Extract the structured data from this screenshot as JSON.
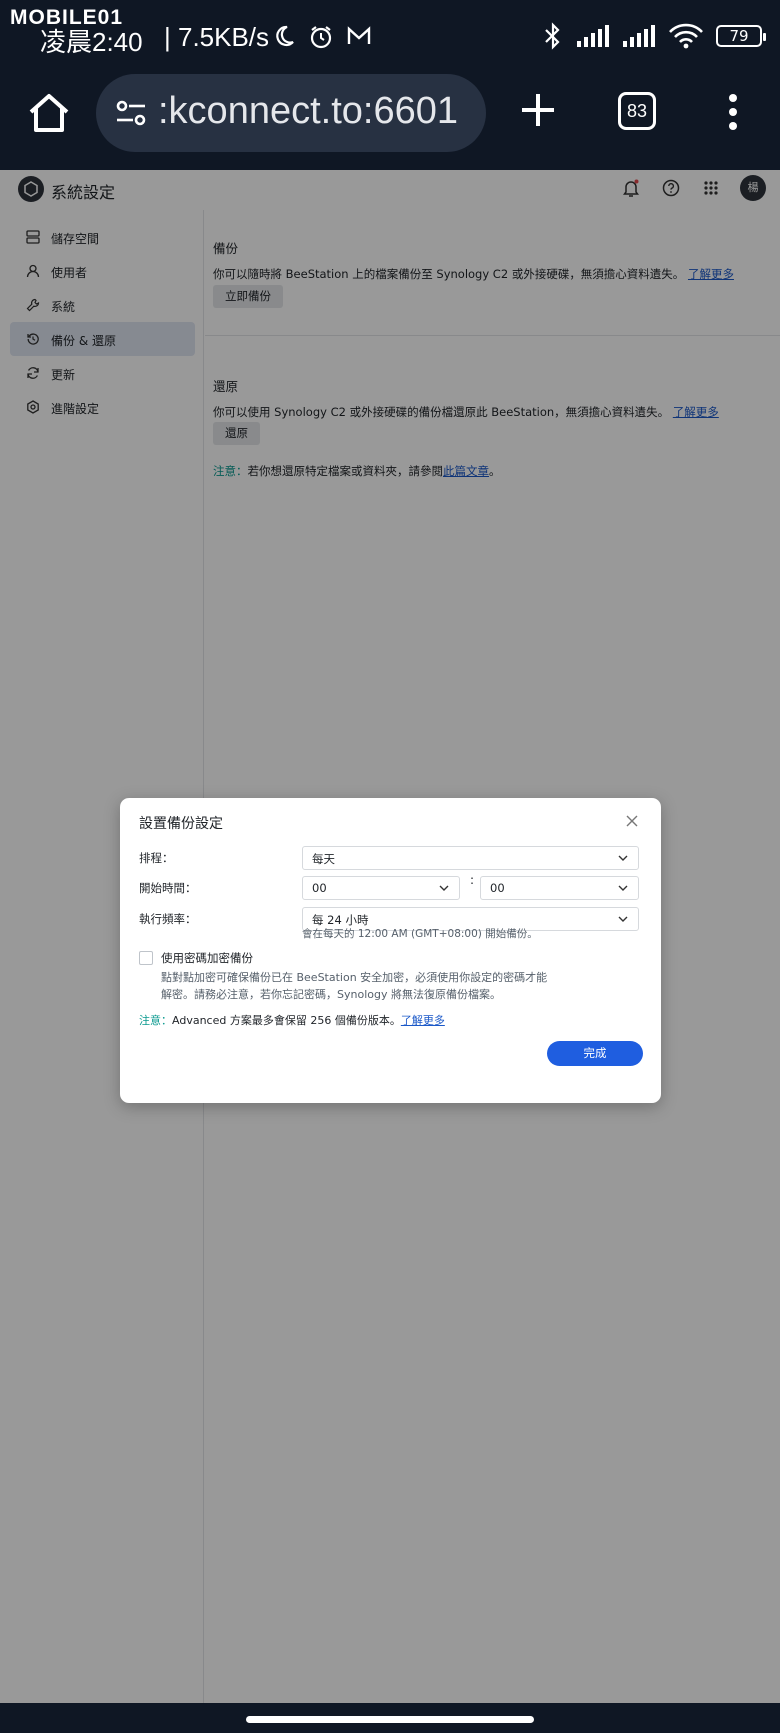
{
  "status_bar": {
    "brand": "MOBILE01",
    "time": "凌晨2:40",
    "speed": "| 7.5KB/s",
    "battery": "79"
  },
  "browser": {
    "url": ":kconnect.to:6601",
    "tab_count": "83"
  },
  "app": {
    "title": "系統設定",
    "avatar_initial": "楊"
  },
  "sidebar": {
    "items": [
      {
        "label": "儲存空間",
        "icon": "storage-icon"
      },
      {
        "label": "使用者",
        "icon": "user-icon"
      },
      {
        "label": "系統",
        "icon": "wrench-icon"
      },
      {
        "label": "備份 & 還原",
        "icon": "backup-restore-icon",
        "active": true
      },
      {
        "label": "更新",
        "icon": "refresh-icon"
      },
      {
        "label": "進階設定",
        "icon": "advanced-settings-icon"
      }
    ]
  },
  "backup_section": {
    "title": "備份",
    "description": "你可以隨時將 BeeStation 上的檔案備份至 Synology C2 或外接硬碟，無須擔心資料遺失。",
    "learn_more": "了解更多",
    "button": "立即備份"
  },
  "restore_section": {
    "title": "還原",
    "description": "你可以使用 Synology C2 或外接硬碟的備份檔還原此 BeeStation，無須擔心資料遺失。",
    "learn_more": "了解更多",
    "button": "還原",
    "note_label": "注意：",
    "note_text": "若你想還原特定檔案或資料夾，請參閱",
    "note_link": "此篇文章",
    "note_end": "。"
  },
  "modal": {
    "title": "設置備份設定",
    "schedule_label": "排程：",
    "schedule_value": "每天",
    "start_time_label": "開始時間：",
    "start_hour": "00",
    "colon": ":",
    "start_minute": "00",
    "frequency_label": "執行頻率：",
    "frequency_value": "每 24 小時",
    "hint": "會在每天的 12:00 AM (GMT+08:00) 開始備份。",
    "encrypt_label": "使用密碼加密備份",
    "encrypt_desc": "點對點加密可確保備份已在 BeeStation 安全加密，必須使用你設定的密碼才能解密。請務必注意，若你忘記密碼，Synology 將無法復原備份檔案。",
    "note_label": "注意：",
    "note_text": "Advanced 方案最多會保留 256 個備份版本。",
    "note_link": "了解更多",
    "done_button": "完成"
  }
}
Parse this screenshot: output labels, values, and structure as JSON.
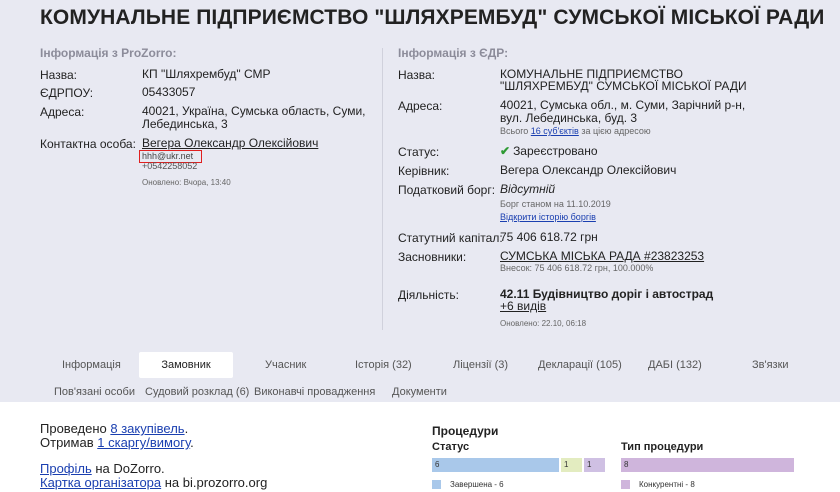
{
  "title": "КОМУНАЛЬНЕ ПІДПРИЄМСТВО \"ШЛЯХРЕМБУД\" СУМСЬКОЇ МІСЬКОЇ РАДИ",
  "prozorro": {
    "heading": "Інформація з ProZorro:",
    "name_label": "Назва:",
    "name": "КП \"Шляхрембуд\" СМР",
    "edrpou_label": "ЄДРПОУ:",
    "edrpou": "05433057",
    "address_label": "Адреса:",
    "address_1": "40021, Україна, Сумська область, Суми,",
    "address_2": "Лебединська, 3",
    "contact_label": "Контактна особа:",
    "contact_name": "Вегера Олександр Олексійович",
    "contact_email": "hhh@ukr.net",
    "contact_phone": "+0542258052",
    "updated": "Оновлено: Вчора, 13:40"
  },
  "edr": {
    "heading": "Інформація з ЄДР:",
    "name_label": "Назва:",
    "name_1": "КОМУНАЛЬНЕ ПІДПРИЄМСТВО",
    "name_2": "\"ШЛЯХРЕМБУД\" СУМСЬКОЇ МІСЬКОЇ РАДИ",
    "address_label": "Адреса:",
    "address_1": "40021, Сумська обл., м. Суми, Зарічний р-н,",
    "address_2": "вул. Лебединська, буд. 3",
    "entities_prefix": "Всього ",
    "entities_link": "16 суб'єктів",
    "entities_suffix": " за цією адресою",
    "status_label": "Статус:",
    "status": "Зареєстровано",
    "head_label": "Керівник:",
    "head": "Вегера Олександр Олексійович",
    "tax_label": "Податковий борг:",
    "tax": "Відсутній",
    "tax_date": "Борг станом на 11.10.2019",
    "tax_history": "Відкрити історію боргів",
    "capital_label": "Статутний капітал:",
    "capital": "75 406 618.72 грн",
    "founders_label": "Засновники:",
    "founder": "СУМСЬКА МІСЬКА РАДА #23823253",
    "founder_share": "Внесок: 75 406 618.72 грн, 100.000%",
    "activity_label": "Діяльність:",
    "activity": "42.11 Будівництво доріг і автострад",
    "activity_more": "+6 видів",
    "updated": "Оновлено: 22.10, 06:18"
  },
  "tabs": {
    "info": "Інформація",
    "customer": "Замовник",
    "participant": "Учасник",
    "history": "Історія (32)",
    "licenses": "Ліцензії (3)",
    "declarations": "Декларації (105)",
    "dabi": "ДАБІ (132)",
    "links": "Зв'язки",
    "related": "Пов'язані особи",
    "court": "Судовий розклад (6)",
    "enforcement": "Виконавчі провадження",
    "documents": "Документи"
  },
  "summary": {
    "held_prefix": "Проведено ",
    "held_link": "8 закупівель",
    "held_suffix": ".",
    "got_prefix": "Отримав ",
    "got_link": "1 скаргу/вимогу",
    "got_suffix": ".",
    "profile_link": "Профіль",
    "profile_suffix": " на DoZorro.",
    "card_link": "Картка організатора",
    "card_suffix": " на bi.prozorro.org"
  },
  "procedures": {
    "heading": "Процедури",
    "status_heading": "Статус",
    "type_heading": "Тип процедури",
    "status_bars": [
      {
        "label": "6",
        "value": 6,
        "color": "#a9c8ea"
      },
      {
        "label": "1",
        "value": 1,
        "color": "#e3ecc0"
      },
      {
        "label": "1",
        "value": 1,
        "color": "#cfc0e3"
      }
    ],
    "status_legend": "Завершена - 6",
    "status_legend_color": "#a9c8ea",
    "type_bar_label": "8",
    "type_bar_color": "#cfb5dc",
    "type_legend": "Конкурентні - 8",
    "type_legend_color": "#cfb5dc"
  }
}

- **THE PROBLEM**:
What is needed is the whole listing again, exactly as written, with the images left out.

- **RESPONSE FOR THIS EXERCISE**:
Extract the structured data from this screenshot as JSON.
{
  "status_bar": {
    "brand": "MOBILE01",
    "time": "凌晨2:40",
    "speed": "| 7.5KB/s",
    "battery": "79"
  },
  "browser": {
    "url": ":kconnect.to:6601",
    "tab_count": "83"
  },
  "app": {
    "title": "系統設定",
    "avatar_initial": "楊"
  },
  "sidebar": {
    "items": [
      {
        "label": "儲存空間",
        "icon": "storage-icon"
      },
      {
        "label": "使用者",
        "icon": "user-icon"
      },
      {
        "label": "系統",
        "icon": "wrench-icon"
      },
      {
        "label": "備份 & 還原",
        "icon": "backup-restore-icon",
        "active": true
      },
      {
        "label": "更新",
        "icon": "refresh-icon"
      },
      {
        "label": "進階設定",
        "icon": "advanced-settings-icon"
      }
    ]
  },
  "backup_section": {
    "title": "備份",
    "description": "你可以隨時將 BeeStation 上的檔案備份至 Synology C2 或外接硬碟，無須擔心資料遺失。",
    "learn_more": "了解更多",
    "button": "立即備份"
  },
  "restore_section": {
    "title": "還原",
    "description": "你可以使用 Synology C2 或外接硬碟的備份檔還原此 BeeStation，無須擔心資料遺失。",
    "learn_more": "了解更多",
    "button": "還原",
    "note_label": "注意：",
    "note_text": "若你想還原特定檔案或資料夾，請參閱",
    "note_link": "此篇文章",
    "note_end": "。"
  },
  "modal": {
    "title": "設置備份設定",
    "schedule_label": "排程：",
    "schedule_value": "每天",
    "start_time_label": "開始時間：",
    "start_hour": "00",
    "colon": ":",
    "start_minute": "00",
    "frequency_label": "執行頻率：",
    "frequency_value": "每 24 小時",
    "hint": "會在每天的 12:00 AM (GMT+08:00) 開始備份。",
    "encrypt_label": "使用密碼加密備份",
    "encrypt_desc": "點對點加密可確保備份已在 BeeStation 安全加密，必須使用你設定的密碼才能解密。請務必注意，若你忘記密碼，Synology 將無法復原備份檔案。",
    "note_label": "注意：",
    "note_text": "Advanced 方案最多會保留 256 個備份版本。",
    "note_link": "了解更多",
    "done_button": "完成"
  }
}
Parse this screenshot: output labels, values, and structure as JSON.
{
  "title": "КОМУНАЛЬНЕ ПІДПРИЄМСТВО \"ШЛЯХРЕМБУД\" СУМСЬКОЇ МІСЬКОЇ РАДИ",
  "prozorro": {
    "heading": "Інформація з ProZorro:",
    "name_label": "Назва:",
    "name": "КП \"Шляхрембуд\" СМР",
    "edrpou_label": "ЄДРПОУ:",
    "edrpou": "05433057",
    "address_label": "Адреса:",
    "address_1": "40021, Україна, Сумська область, Суми,",
    "address_2": "Лебединська, 3",
    "contact_label": "Контактна особа:",
    "contact_name": "Вегера Олександр Олексійович",
    "contact_email": "hhh@ukr.net",
    "contact_phone": "+0542258052",
    "updated": "Оновлено: Вчора, 13:40"
  },
  "edr": {
    "heading": "Інформація з ЄДР:",
    "name_label": "Назва:",
    "name_1": "КОМУНАЛЬНЕ ПІДПРИЄМСТВО",
    "name_2": "\"ШЛЯХРЕМБУД\" СУМСЬКОЇ МІСЬКОЇ РАДИ",
    "address_label": "Адреса:",
    "address_1": "40021, Сумська обл., м. Суми, Зарічний р-н,",
    "address_2": "вул. Лебединська, буд. 3",
    "entities_prefix": "Всього ",
    "entities_link": "16 суб'єктів",
    "entities_suffix": " за цією адресою",
    "status_label": "Статус:",
    "status": "Зареєстровано",
    "head_label": "Керівник:",
    "head": "Вегера Олександр Олексійович",
    "tax_label": "Податковий борг:",
    "tax": "Відсутній",
    "tax_date": "Борг станом на 11.10.2019",
    "tax_history": "Відкрити історію боргів",
    "capital_label": "Статутний капітал:",
    "capital": "75 406 618.72 грн",
    "founders_label": "Засновники:",
    "founder": "СУМСЬКА МІСЬКА РАДА #23823253",
    "founder_share": "Внесок: 75 406 618.72 грн, 100.000%",
    "activity_label": "Діяльність:",
    "activity": "42.11 Будівництво доріг і автострад",
    "activity_more": "+6 видів",
    "updated": "Оновлено: 22.10, 06:18"
  },
  "tabs": {
    "info": "Інформація",
    "customer": "Замовник",
    "participant": "Учасник",
    "history": "Історія (32)",
    "licenses": "Ліцензії (3)",
    "declarations": "Декларації (105)",
    "dabi": "ДАБІ (132)",
    "links": "Зв'язки",
    "related": "Пов'язані особи",
    "court": "Судовий розклад (6)",
    "enforcement": "Виконавчі провадження",
    "documents": "Документи"
  },
  "summary": {
    "held_prefix": "Проведено ",
    "held_link": "8 закупівель",
    "held_suffix": ".",
    "got_prefix": "Отримав ",
    "got_link": "1 скаргу/вимогу",
    "got_suffix": ".",
    "profile_link": "Профіль",
    "profile_suffix": " на DoZorro.",
    "card_link": "Картка організатора",
    "card_suffix": " на bi.prozorro.org"
  },
  "procedures": {
    "heading": "Процедури",
    "status_heading": "Статус",
    "type_heading": "Тип процедури",
    "status_bars": [
      {
        "label": "6",
        "value": 6,
        "color": "#a9c8ea"
      },
      {
        "label": "1",
        "value": 1,
        "color": "#e3ecc0"
      },
      {
        "label": "1",
        "value": 1,
        "color": "#cfc0e3"
      }
    ],
    "status_legend": "Завершена - 6",
    "status_legend_color": "#a9c8ea",
    "type_bar_label": "8",
    "type_bar_color": "#cfb5dc",
    "type_legend": "Конкурентні - 8",
    "type_legend_color": "#cfb5dc"
  }
}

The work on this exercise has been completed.